Cities around the country are considering following the lead of Berkeley, California, which became the first city to ban the installation of natural gas lines in new homes this summer.

Read More Show Less
Rebecca Burgess came up with the idea of a fibersheds project to develop an eco-friendly, locally sourced wardrobe. Nicolás Boullosa / CC BY 2.0

By Tara Lohan

If I were to open my refrigerator, the origins of most of the food wouldn't be too much of a mystery — the milk, cheese and produce all come from relatively nearby farms. I can tell from the labels on other packaged goods if they're fair trade, non-GMO or organic.

Read More Show Less
A television crew reports on Hurricane Dorian while waves crash against the Banana River sea wall. Paul Hennessy / SOPA Images / LightRocket / Getty Images

By Mark Hertsgaard and Kyle Pope

Some good news, for a change, about climate change: When hundreds of newsrooms focus their attention on the climate crisis, all at the same time, the public conversation about the problem gets better: more prominent, more informative, more urgent.

Read More Show Less
Sponsored
U.S. Senators Chris Coons (D-Del.) and Mike Braun (R-Ind.) met with Bill Gates on Nov. 7 to discuss climate change and ways to address the challenge. Senator Chris Coons

The U.S. Senate's bipartisan climate caucus started with just two members, a Republican from Indiana and a Democrat from Delaware. Now it's up to eight members after two Democrats, one Independent and three more Republicans joined the caucus last week, as The Hill reported.

Read More Show Less
EPA scientists survey aquatic life in Newport, Oregon. U.S. Environmental Protection Agency

The U.S. Environmental Protection Agency (EPA) is proposing to significantly limit the use of science in agency rulemaking around public health, the The New York Times reports.

Read More Show Less
A timelapse video shows synthetic material and baby fish collected from a plankton sample from a surface slick taken off Hawaii's coast. Honolulu Star-Advertiser / YouTube screenshot

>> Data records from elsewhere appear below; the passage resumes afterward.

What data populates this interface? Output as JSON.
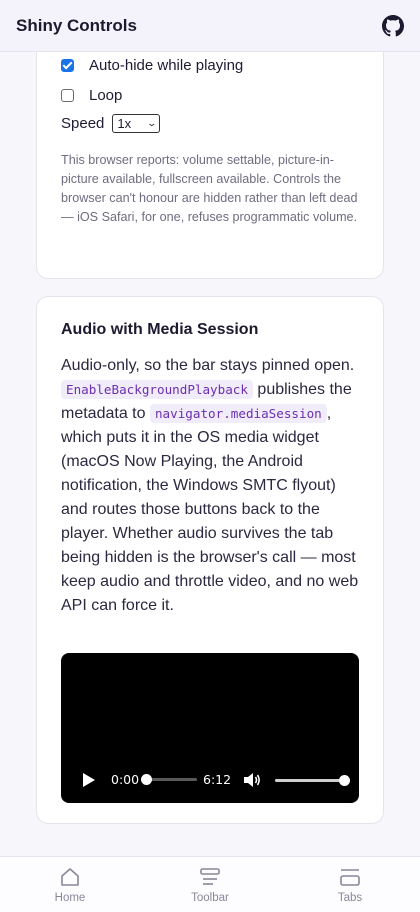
{
  "header": {
    "title": "Shiny Controls",
    "icon": "github-icon"
  },
  "controls_card": {
    "autohide": {
      "label": "Auto-hide while playing",
      "checked": true
    },
    "loop": {
      "label": "Loop",
      "checked": false
    },
    "speed": {
      "label": "Speed",
      "value": "1x"
    },
    "note": "This browser reports: volume settable, picture-in-picture available, fullscreen available. Controls the browser can't honour are hidden rather than left dead — iOS Safari, for one, refuses programmatic volume."
  },
  "audio_card": {
    "title": "Audio with Media Session",
    "text_1": "Audio-only, so the bar stays pinned open. ",
    "code_1": "EnableBackgroundPlayback",
    "text_2": " publishes the metadata to ",
    "code_2": "navigator.mediaSession",
    "text_3": ", which puts it in the OS media widget (macOS Now Playing, the Android notification, the Windows SMTC flyout) and routes those buttons back to the player. Whether audio survives the tab being hidden is the browser's call — most keep audio and throttle video, and no web API can force it.",
    "player": {
      "current_time": "0:00",
      "duration": "6:12",
      "progress": 0,
      "volume": 1
    }
  },
  "bottom_nav": {
    "home": "Home",
    "toolbar": "Toolbar",
    "tabs": "Tabs"
  },
  "colors": {
    "accent": "#1a73e8",
    "code_text": "#6b2fb0",
    "code_bg": "#f1ecfa"
  }
}
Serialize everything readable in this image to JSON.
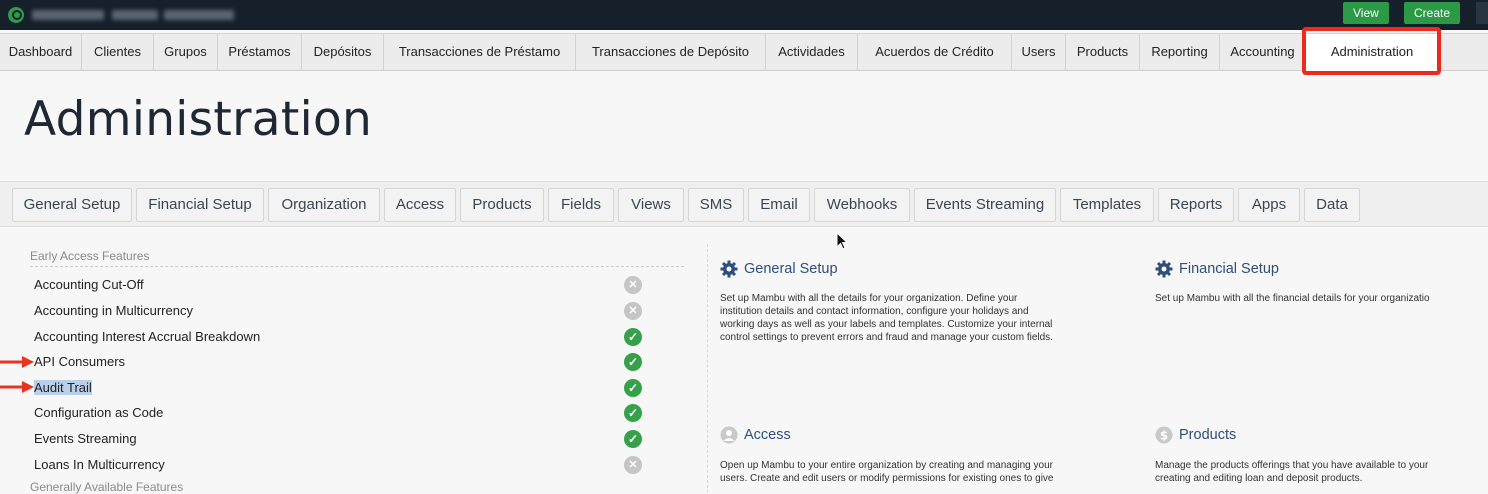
{
  "topbar": {
    "buttons": {
      "view": "View",
      "create": "Create"
    }
  },
  "nav": {
    "items": [
      "Dashboard",
      "Clientes",
      "Grupos",
      "Préstamos",
      "Depósitos",
      "Transacciones de Préstamo",
      "Transacciones de Depósito",
      "Actividades",
      "Acuerdos de Crédito",
      "Users",
      "Products",
      "Reporting",
      "Accounting",
      "Administration"
    ],
    "active": "Administration",
    "highlight_color": "#ee2a1c"
  },
  "page": {
    "title": "Administration"
  },
  "tabs": [
    "General Setup",
    "Financial Setup",
    "Organization",
    "Access",
    "Products",
    "Fields",
    "Views",
    "SMS",
    "Email",
    "Webhooks",
    "Events Streaming",
    "Templates",
    "Reports",
    "Apps",
    "Data"
  ],
  "features": {
    "early_access_heading": "Early Access Features",
    "generally_available_heading": "Generally Available Features",
    "items": [
      {
        "label": "Accounting Cut-Off",
        "enabled": false,
        "icon": "x-circle-icon"
      },
      {
        "label": "Accounting in Multicurrency",
        "enabled": false,
        "icon": "x-circle-icon"
      },
      {
        "label": "Accounting Interest Accrual Breakdown",
        "enabled": true,
        "icon": "check-circle-icon"
      },
      {
        "label": "API Consumers",
        "enabled": true,
        "icon": "check-circle-icon"
      },
      {
        "label": "Audit Trail",
        "enabled": true,
        "icon": "check-circle-icon"
      },
      {
        "label": "Configuration as Code",
        "enabled": true,
        "icon": "check-circle-icon"
      },
      {
        "label": "Events Streaming",
        "enabled": true,
        "icon": "check-circle-icon"
      },
      {
        "label": "Loans In Multicurrency",
        "enabled": false,
        "icon": "x-circle-icon"
      }
    ],
    "selected": "Audit Trail",
    "enabled_color": "#35a24a",
    "disabled_color": "#c5c5c5"
  },
  "cards": {
    "general_setup": {
      "title": "General Setup",
      "icon": "gear-icon",
      "desc": [
        "Set up Mambu with all the details for your organization. Define your",
        "institution details and contact information, configure your holidays and",
        "working days as well as your labels and templates. Customize your internal",
        "control settings to prevent errors and fraud and manage your custom fields."
      ]
    },
    "financial_setup": {
      "title": "Financial Setup",
      "icon": "gear-icon",
      "desc": [
        "Set up Mambu with all the financial details for your organizatio"
      ]
    },
    "access": {
      "title": "Access",
      "icon": "user-icon",
      "desc": [
        "Open up Mambu to your entire organization by creating and managing your",
        "users. Create and edit users or modify permissions for existing ones to give"
      ]
    },
    "products": {
      "title": "Products",
      "icon": "dollar-icon",
      "desc": [
        "Manage the products offerings that you have available to your",
        "creating and editing loan and deposit products."
      ]
    }
  }
}
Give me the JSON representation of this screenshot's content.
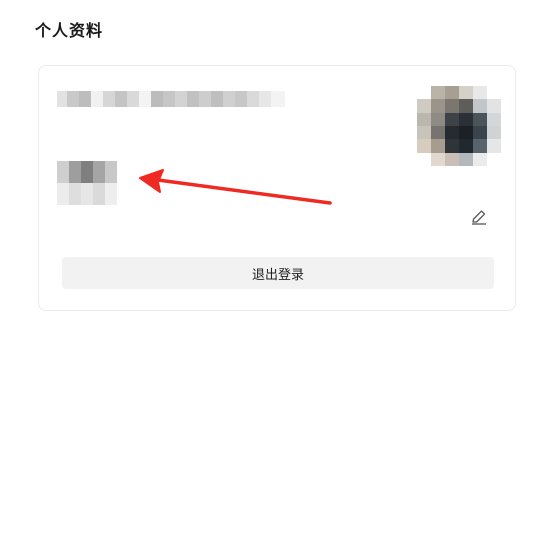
{
  "header": {
    "title": "个人资料"
  },
  "profile_card": {
    "logout_label": "退出登录",
    "edit_icon": "pencil-icon",
    "avatar_icon": "avatar-redacted"
  },
  "colors": {
    "annotation_arrow": "#ee2a22",
    "card_border": "#ececec",
    "button_bg": "#f2f2f2"
  }
}
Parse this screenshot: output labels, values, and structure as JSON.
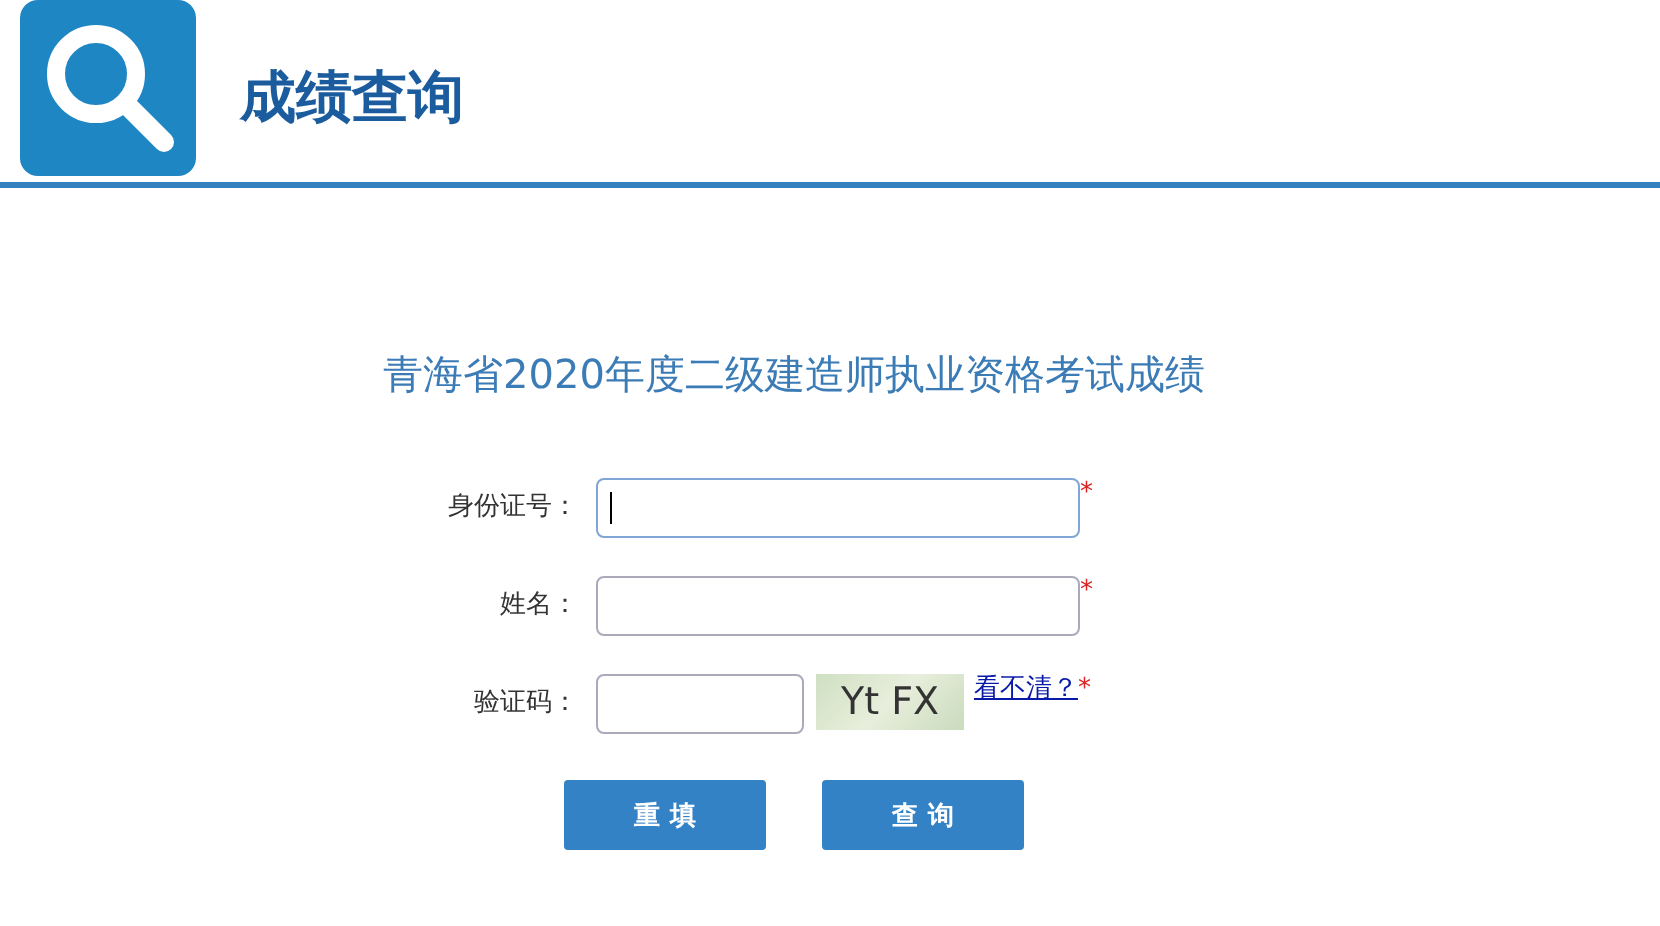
{
  "header": {
    "title": "成绩查询"
  },
  "form": {
    "title": "青海省2020年度二级建造师执业资格考试成绩",
    "fields": [
      {
        "kind": "text",
        "label": "身份证号：",
        "focused": true,
        "required_mark": "*"
      },
      {
        "kind": "text",
        "label": "姓名：",
        "focused": false,
        "required_mark": "*"
      },
      {
        "kind": "captcha",
        "label": "验证码：",
        "focused": false,
        "captcha_code": "Yt FX",
        "refresh_link": "看不清？",
        "required_mark": "*"
      }
    ],
    "buttons": [
      "重 填",
      "查 询"
    ]
  }
}
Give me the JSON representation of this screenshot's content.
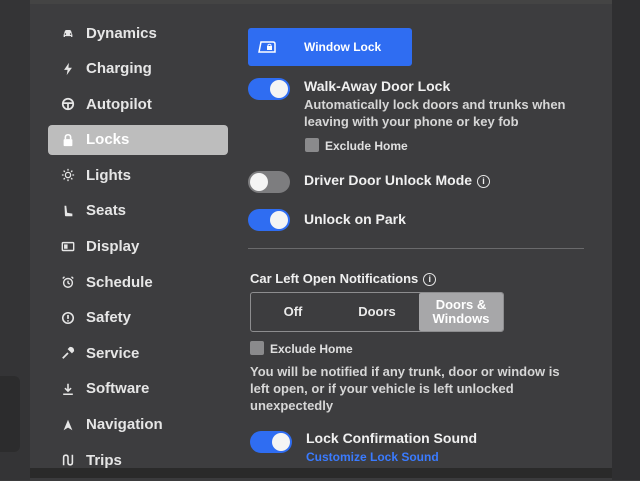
{
  "sidebar": {
    "items": [
      {
        "label": "Dynamics",
        "icon": "car-icon"
      },
      {
        "label": "Charging",
        "icon": "bolt-icon"
      },
      {
        "label": "Autopilot",
        "icon": "steering-wheel-icon"
      },
      {
        "label": "Locks",
        "icon": "lock-icon"
      },
      {
        "label": "Lights",
        "icon": "sun-icon"
      },
      {
        "label": "Seats",
        "icon": "seat-icon"
      },
      {
        "label": "Display",
        "icon": "display-icon"
      },
      {
        "label": "Schedule",
        "icon": "alarm-clock-icon"
      },
      {
        "label": "Safety",
        "icon": "alert-circle-icon"
      },
      {
        "label": "Service",
        "icon": "wrench-icon"
      },
      {
        "label": "Software",
        "icon": "download-icon"
      },
      {
        "label": "Navigation",
        "icon": "navigation-arrow-icon"
      },
      {
        "label": "Trips",
        "icon": "trips-icon"
      }
    ],
    "active": "Locks"
  },
  "locks": {
    "window_lock_label": "Window Lock",
    "walk_away": {
      "label": "Walk-Away Door Lock",
      "description": "Automatically lock doors and trunks when leaving with your phone or key fob",
      "enabled": true,
      "exclude_home_label": "Exclude Home"
    },
    "driver_door": {
      "label": "Driver Door Unlock Mode",
      "enabled": false
    },
    "unlock_on_park": {
      "label": "Unlock on Park",
      "enabled": true
    },
    "car_left_open": {
      "label": "Car Left Open Notifications",
      "options": [
        "Off",
        "Doors",
        "Doors & Windows"
      ],
      "selected": "Doors & Windows",
      "exclude_home_label": "Exclude Home",
      "description": "You will be notified if any trunk, door or window is left open, or if your vehicle is left unlocked unexpectedly"
    },
    "lock_sound": {
      "label": "Lock Confirmation Sound",
      "enabled": true,
      "link": "Customize Lock Sound"
    }
  },
  "colors": {
    "accent": "#2f6df2",
    "link": "#3a7bff"
  }
}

A team of researchers led by the National Oceanic and Atmospheric Administration didn't intend to study plastic pollution when they towed a tiny mesh net through the waters off Hawaii's West Coast. Instead, they wanted to learn more about the habits of larval fish.

Read More Show Less